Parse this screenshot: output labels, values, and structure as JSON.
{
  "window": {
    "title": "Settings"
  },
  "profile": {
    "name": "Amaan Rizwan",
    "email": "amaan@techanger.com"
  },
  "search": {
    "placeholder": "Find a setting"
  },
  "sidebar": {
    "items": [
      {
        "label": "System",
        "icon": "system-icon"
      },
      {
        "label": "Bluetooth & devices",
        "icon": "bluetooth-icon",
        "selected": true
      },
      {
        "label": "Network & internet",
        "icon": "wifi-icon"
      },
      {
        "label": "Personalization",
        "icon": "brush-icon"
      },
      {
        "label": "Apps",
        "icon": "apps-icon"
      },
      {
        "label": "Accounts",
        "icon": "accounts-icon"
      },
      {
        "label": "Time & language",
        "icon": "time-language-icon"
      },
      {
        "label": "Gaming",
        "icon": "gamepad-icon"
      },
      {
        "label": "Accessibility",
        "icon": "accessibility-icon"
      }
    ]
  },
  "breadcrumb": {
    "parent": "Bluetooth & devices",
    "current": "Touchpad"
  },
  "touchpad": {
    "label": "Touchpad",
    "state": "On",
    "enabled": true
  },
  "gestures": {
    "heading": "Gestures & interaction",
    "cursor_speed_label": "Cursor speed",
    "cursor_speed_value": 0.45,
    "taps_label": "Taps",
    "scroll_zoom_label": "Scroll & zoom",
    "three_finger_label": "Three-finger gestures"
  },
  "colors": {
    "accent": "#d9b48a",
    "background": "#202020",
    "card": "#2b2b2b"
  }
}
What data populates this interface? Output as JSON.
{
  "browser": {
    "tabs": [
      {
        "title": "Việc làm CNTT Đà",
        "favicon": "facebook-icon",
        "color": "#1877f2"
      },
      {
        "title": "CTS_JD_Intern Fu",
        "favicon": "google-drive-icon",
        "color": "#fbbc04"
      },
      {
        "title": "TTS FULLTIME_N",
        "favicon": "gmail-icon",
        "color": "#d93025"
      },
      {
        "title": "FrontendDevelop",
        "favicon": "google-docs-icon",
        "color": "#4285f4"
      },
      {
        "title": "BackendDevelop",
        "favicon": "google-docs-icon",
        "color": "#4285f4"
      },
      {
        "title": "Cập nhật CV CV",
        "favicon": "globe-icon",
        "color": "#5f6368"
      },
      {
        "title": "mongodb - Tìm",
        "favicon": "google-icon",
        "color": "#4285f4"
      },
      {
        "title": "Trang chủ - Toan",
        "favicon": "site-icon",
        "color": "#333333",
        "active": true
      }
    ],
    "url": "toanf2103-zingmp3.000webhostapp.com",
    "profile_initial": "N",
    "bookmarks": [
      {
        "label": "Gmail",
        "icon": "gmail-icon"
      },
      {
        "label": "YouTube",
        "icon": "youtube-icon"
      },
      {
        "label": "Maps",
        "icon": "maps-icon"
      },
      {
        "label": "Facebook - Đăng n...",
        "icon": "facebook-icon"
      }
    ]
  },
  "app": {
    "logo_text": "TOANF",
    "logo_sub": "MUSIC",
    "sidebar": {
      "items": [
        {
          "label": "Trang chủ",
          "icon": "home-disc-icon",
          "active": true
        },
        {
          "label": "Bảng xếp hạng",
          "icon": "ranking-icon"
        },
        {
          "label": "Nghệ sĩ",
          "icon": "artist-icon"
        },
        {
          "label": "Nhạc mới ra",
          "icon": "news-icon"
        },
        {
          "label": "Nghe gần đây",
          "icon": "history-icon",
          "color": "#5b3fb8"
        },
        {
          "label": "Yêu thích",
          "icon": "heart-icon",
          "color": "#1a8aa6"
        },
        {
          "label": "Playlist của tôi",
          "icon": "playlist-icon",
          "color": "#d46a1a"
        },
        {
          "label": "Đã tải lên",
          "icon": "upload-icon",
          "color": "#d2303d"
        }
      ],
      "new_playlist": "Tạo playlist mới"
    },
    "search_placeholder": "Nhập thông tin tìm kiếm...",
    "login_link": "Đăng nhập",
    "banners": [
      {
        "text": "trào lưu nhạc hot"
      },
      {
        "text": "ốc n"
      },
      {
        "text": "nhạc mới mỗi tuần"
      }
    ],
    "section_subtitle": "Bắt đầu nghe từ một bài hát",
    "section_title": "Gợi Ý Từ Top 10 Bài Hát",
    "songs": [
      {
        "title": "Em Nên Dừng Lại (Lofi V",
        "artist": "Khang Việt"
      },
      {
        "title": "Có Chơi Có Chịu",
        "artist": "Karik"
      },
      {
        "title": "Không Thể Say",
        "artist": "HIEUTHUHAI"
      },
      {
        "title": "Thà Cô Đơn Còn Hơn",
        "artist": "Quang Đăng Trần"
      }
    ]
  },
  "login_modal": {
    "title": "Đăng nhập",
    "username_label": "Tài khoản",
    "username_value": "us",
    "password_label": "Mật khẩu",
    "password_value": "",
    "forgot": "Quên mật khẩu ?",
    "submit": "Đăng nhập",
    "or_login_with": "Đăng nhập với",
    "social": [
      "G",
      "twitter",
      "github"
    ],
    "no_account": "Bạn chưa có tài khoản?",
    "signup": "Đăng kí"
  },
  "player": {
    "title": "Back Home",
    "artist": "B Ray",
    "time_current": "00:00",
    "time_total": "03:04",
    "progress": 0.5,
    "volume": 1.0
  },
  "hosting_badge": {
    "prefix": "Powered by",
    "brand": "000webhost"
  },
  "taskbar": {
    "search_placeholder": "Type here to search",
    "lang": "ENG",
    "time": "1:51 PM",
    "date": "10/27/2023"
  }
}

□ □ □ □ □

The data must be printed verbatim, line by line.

■ **ANSWER TO THIS EXERCISE**
Parse this screenshot: output labels, values, and structure as JSON.
{
  "window": {
    "title": "Settings"
  },
  "profile": {
    "name": "Amaan Rizwan",
    "email": "amaan@techanger.com"
  },
  "search": {
    "placeholder": "Find a setting"
  },
  "sidebar": {
    "items": [
      {
        "label": "System",
        "icon": "system-icon"
      },
      {
        "label": "Bluetooth & devices",
        "icon": "bluetooth-icon",
        "selected": true
      },
      {
        "label": "Network & internet",
        "icon": "wifi-icon"
      },
      {
        "label": "Personalization",
        "icon": "brush-icon"
      },
      {
        "label": "Apps",
        "icon": "apps-icon"
      },
      {
        "label": "Accounts",
        "icon": "accounts-icon"
      },
      {
        "label": "Time & language",
        "icon": "time-language-icon"
      },
      {
        "label": "Gaming",
        "icon": "gamepad-icon"
      },
      {
        "label": "Accessibility",
        "icon": "accessibility-icon"
      }
    ]
  },
  "breadcrumb": {
    "parent": "Bluetooth & devices",
    "current": "Touchpad"
  },
  "touchpad": {
    "label": "Touchpad",
    "state": "On",
    "enabled": true
  },
  "gestures": {
    "heading": "Gestures & interaction",
    "cursor_speed_label": "Cursor speed",
    "cursor_speed_value": 0.45,
    "taps_label": "Taps",
    "scroll_zoom_label": "Scroll & zoom",
    "three_finger_label": "Three-finger gestures"
  },
  "colors": {
    "accent": "#d9b48a",
    "background": "#202020",
    "card": "#2b2b2b"
  }
}
What data populates this interface? Output as JSON.
{
  "browser": {
    "tabs": [
      {
        "title": "Việc làm CNTT Đà",
        "favicon": "facebook-icon",
        "color": "#1877f2"
      },
      {
        "title": "CTS_JD_Intern Fu",
        "favicon": "google-drive-icon",
        "color": "#fbbc04"
      },
      {
        "title": "TTS FULLTIME_N",
        "favicon": "gmail-icon",
        "color": "#d93025"
      },
      {
        "title": "FrontendDevelop",
        "favicon": "google-docs-icon",
        "color": "#4285f4"
      },
      {
        "title": "BackendDevelop",
        "favicon": "google-docs-icon",
        "color": "#4285f4"
      },
      {
        "title": "Cập nhật CV CV",
        "favicon": "globe-icon",
        "color": "#5f6368"
      },
      {
        "title": "mongodb - Tìm",
        "favicon": "google-icon",
        "color": "#4285f4"
      },
      {
        "title": "Trang chủ - Toan",
        "favicon": "site-icon",
        "color": "#333333",
        "active": true
      }
    ],
    "url": "toanf2103-zingmp3.000webhostapp.com",
    "profile_initial": "N",
    "bookmarks": [
      {
        "label": "Gmail",
        "icon": "gmail-icon"
      },
      {
        "label": "YouTube",
        "icon": "youtube-icon"
      },
      {
        "label": "Maps",
        "icon": "maps-icon"
      },
      {
        "label": "Facebook - Đăng n...",
        "icon": "facebook-icon"
      }
    ]
  },
  "app": {
    "logo_text": "TOANF",
    "logo_sub": "MUSIC",
    "sidebar": {
      "items": [
        {
          "label": "Trang chủ",
          "icon": "home-disc-icon",
          "active": true
        },
        {
          "label": "Bảng xếp hạng",
          "icon": "ranking-icon"
        },
        {
          "label": "Nghệ sĩ",
          "icon": "artist-icon"
        },
        {
          "label": "Nhạc mới ra",
          "icon": "news-icon"
        },
        {
          "label": "Nghe gần đây",
          "icon": "history-icon",
          "color": "#5b3fb8"
        },
        {
          "label": "Yêu thích",
          "icon": "heart-icon",
          "color": "#1a8aa6"
        },
        {
          "label": "Playlist của tôi",
          "icon": "playlist-icon",
          "color": "#d46a1a"
        },
        {
          "label": "Đã tải lên",
          "icon": "upload-icon",
          "color": "#d2303d"
        }
      ],
      "new_playlist": "Tạo playlist mới"
    },
    "search_placeholder": "Nhập thông tin tìm kiếm...",
    "login_link": "Đăng nhập",
    "banners": [
      {
        "text": "trào lưu nhạc hot"
      },
      {
        "text": "ốc n"
      },
      {
        "text": "nhạc mới mỗi tuần"
      }
    ],
    "section_subtitle": "Bắt đầu nghe từ một bài hát",
    "section_title": "Gợi Ý Từ Top 10 Bài Hát",
    "songs": [
      {
        "title": "Em Nên Dừng Lại (Lofi V",
        "artist": "Khang Việt"
      },
      {
        "title": "Có Chơi Có Chịu",
        "artist": "Karik"
      },
      {
        "title": "Không Thể Say",
        "artist": "HIEUTHUHAI"
      },
      {
        "title": "Thà Cô Đơn Còn Hơn",
        "artist": "Quang Đăng Trần"
      }
    ]
  },
  "login_modal": {
    "title": "Đăng nhập",
    "username_label": "Tài khoản",
    "username_value": "us",
    "password_label": "Mật khẩu",
    "password_value": "",
    "forgot": "Quên mật khẩu ?",
    "submit": "Đăng nhập",
    "or_login_with": "Đăng nhập với",
    "social": [
      "G",
      "twitter",
      "github"
    ],
    "no_account": "Bạn chưa có tài khoản?",
    "signup": "Đăng kí"
  },
  "player": {
    "title": "Back Home",
    "artist": "B Ray",
    "time_current": "00:00",
    "time_total": "03:04",
    "progress": 0.5,
    "volume": 1.0
  },
  "hosting_badge": {
    "prefix": "Powered by",
    "brand": "000webhost"
  },
  "taskbar": {
    "search_placeholder": "Type here to search",
    "lang": "ENG",
    "time": "1:51 PM",
    "date": "10/27/2023"
  }
}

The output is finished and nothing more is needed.